) nation.55 In the area of foreign policy this applied at least for some fundamentalists to the American entry into the world war and, above all, plans to join the League of Nations. In domestic policy political decline was evident in the corruption of urban party apparatuses, in the circumvention or planned repeal of Prohibition, and in efforts to shed the public schools of their Christian character. Considerable segments of the fundamentalist camp initially opposed the United States' entry into the war. They modified this position only after America had become a

Days | 273 Gloria and Blumey were photographed together celebrating the repeal of Prohibition at the Central Park Casino. Peggy Fears was there too, the caption in the Daily News noted, but Blumey was “squiring” Gloria. One day, in the summer of 1933, Blumey brought Gloria to Nathan Burkan’s office to get his advice with respect to a most distressing family conflict. 274 A. C.  Blumenthal  was  in  many  ways  an  archetypal  Nathan  Burkan  client—a  brash,  up-by-his-bootstraps  money  magnet.  Gloria  Morgan  Vanderbilt—a stammering, dispossessed blue blood

radio, the phonograph industry was particularly hard hit by the Depression, and record sales plummeted. Fewer people could afford rec- ords for home use, so public listening became more widespread. This public listening was centered on the jukebox: “Recorded sound weath- ered the Depression of the 1930s with the help of coin-slot players in public places.” In fact, “by 1936 over half of all record production in the United States was destined for [jukeboxes].” Jukeboxes at the time were often found in bars and taverns: “the repeal of prohibition in 1933 brought about a
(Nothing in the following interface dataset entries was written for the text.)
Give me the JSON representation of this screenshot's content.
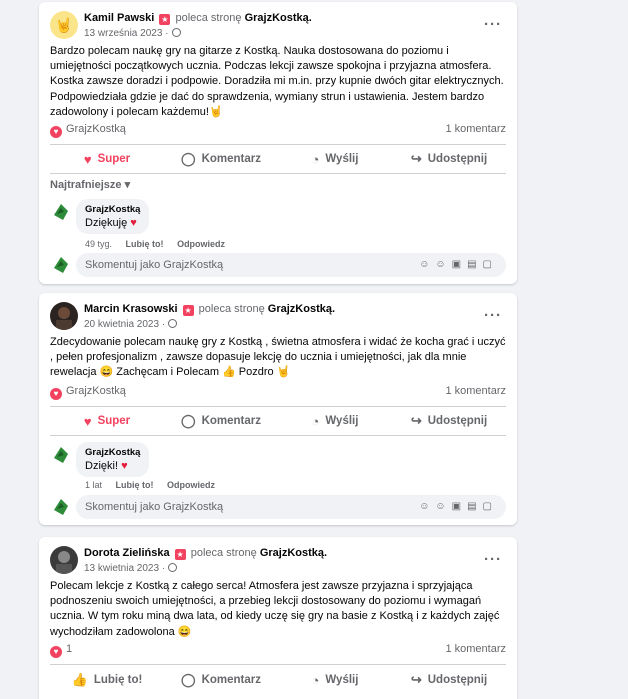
{
  "posts": [
    {
      "author": "Kamil Pawski",
      "recommends_text": "poleca stronę",
      "page": "GrajzKostką.",
      "date": "13 września 2023",
      "body": "Bardzo polecam naukę gry na gitarze z Kostką. Nauka dostosowana do poziomu i umiejętności początkowych ucznia. Podczas lekcji zawsze spokojna i przyjazna atmosfera. Kostka zawsze doradzi i podpowie. Doradziła mi m.in. przy kupnie dwóch gitar elektrycznych. Podpowiedziała gdzie je dać do sprawdzenia, wymiany strun i ustawienia. Jestem bardzo zadowolony i polecam każdemu!🤘",
      "reactor": "GrajzKostką",
      "comment_count": "1 komentarz",
      "actions": {
        "like": "Super",
        "comment": "Komentarz",
        "send": "Wyślij",
        "share": "Udostępnij"
      },
      "sort_label": "Najtrafniejsze",
      "comment": {
        "name": "GrajzKostką",
        "text": "Dziękuję",
        "time": "49 tyg.",
        "like": "Lubię to!",
        "reply": "Odpowiedz"
      },
      "composer_placeholder": "Skomentuj jako GrajzKostką"
    },
    {
      "author": "Marcin Krasowski",
      "recommends_text": "poleca stronę",
      "page": "GrajzKostką.",
      "date": "20 kwietnia 2023",
      "body": "Zdecydowanie polecam naukę gry z Kostką , świetna atmosfera i widać że kocha grać i uczyć , pełen profesjonalizm , zawsze dopasuje lekcję do ucznia i umiejętności, jak dla mnie rewelacja 😄 Zachęcam i Polecam 👍 Pozdro 🤘",
      "reactor": "GrajzKostką",
      "comment_count": "1 komentarz",
      "actions": {
        "like": "Super",
        "comment": "Komentarz",
        "send": "Wyślij",
        "share": "Udostępnij"
      },
      "comment": {
        "name": "GrajzKostką",
        "text": "Dzięki!",
        "time": "1 lat",
        "like": "Lubię to!",
        "reply": "Odpowiedz"
      },
      "composer_placeholder": "Skomentuj jako GrajzKostką"
    },
    {
      "author": "Dorota Zielińska",
      "recommends_text": "poleca stronę",
      "page": "GrajzKostką.",
      "date": "13 kwietnia 2023",
      "body": "Polecam lekcje z Kostką z całego serca! Atmosfera jest zawsze przyjazna i sprzyjająca podnoszeniu swoich umiejętności, a przebieg lekcji dostosowany do poziomu i wymagań ucznia. W tym roku miną dwa lata, od kiedy uczę się gry na basie z Kostką i z każdych zajęć wychodziłam zadowolona 😄",
      "reactor": "1",
      "comment_count": "1 komentarz",
      "actions": {
        "like": "Lubię to!",
        "comment": "Komentarz",
        "send": "Wyślij",
        "share": "Udostępnij"
      }
    }
  ]
}
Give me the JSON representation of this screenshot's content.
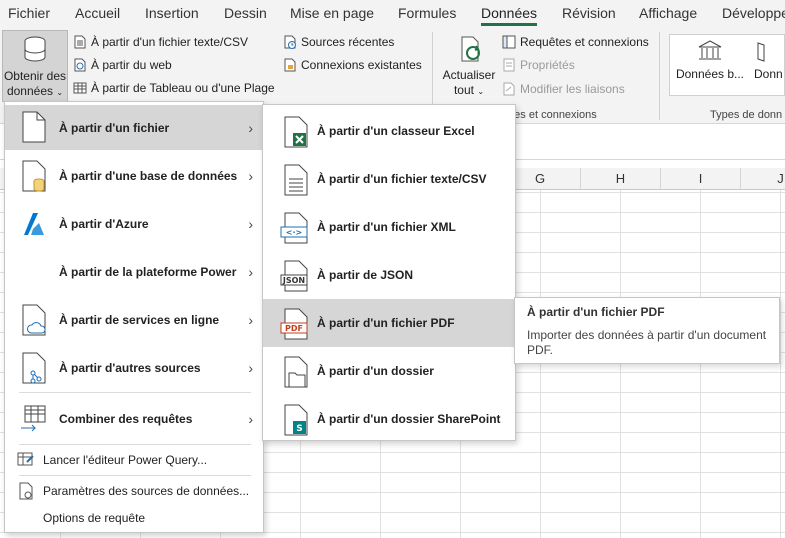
{
  "tabs": [
    {
      "label": "Fichier"
    },
    {
      "label": "Accueil"
    },
    {
      "label": "Insertion"
    },
    {
      "label": "Dessin"
    },
    {
      "label": "Mise en page"
    },
    {
      "label": "Formules"
    },
    {
      "label": "Données"
    },
    {
      "label": "Révision"
    },
    {
      "label": "Affichage"
    },
    {
      "label": "Développe"
    }
  ],
  "ribbon": {
    "get_data_line1": "Obtenir des",
    "get_data_line2": "données",
    "from_text_csv": "À partir d'un fichier texte/CSV",
    "from_web": "À partir du web",
    "from_table_range": "À partir de Tableau ou d'une Plage",
    "recent_sources": "Sources récentes",
    "existing_connections": "Connexions existantes",
    "refresh_line1": "Actualiser",
    "refresh_line2": "tout",
    "queries_connections": "Requêtes et connexions",
    "properties": "Propriétés",
    "edit_links": "Modifier les liaisons",
    "group_queries": "êtes et connexions",
    "group_types": "Types de donn",
    "stocks": "Données b...",
    "stocks2": "Donn"
  },
  "columns": [
    "G",
    "H",
    "I",
    "J"
  ],
  "menu": {
    "items": [
      {
        "label": "À partir d'un fichier",
        "icon": "file-icon"
      },
      {
        "label": "À partir d'une base de données",
        "icon": "database-file-icon"
      },
      {
        "label": "À partir d'Azure",
        "icon": "azure-icon"
      },
      {
        "label": "À partir de la plateforme Power",
        "icon": ""
      },
      {
        "label": "À partir de services en ligne",
        "icon": "cloud-file-icon"
      },
      {
        "label": "À partir d'autres sources",
        "icon": "other-sources-icon"
      },
      {
        "label": "Combiner des requêtes",
        "icon": "combine-icon"
      }
    ],
    "plain": [
      {
        "label": "Lancer l'éditeur Power Query...",
        "icon": "power-query-icon"
      },
      {
        "label": "Paramètres des sources de données...",
        "icon": "settings-file-icon"
      },
      {
        "label": "Options de requête",
        "icon": ""
      }
    ]
  },
  "submenu": {
    "items": [
      {
        "label": "À partir d'un classeur Excel",
        "icon": "excel-file-icon"
      },
      {
        "label": "À partir d'un fichier texte/CSV",
        "icon": "text-file-icon"
      },
      {
        "label": "À partir d'un fichier XML",
        "icon": "xml-file-icon",
        "badge": "<·>"
      },
      {
        "label": "À partir de JSON",
        "icon": "json-file-icon",
        "badge": "JSON"
      },
      {
        "label": "À partir d'un fichier PDF",
        "icon": "pdf-file-icon",
        "badge": "PDF"
      },
      {
        "label": "À partir d'un dossier",
        "icon": "folder-icon"
      },
      {
        "label": "À partir d'un dossier SharePoint",
        "icon": "sharepoint-folder-icon",
        "badge": "S"
      }
    ]
  },
  "tooltip": {
    "title": "À partir d'un fichier PDF",
    "body": "Importer des données à partir d'un document PDF."
  },
  "colors": {
    "accent": "#217346",
    "azure": "#0078d4",
    "sharepoint": "#038387",
    "pdf": "#c43e1c",
    "highlight": "#d6d6d6"
  }
}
center of American popular music. Record sales slowly began to rebound and then exploded in the late 1930s, and the repeal of Prohibition in 1933 brought masses of people into dance halls. Swing as a popular movement was facilitated by a growing capital in- vestment in the culture industry and the increasing proliferation of mass communications technologies. Jazz historians generally point to the highly acclaimed, nationwide broadcast of Benny Goodman’s August 21, 1935, performance at Los Angeles’s Palomar Ballroom as the symbolic begin- ning of the “swing era.” This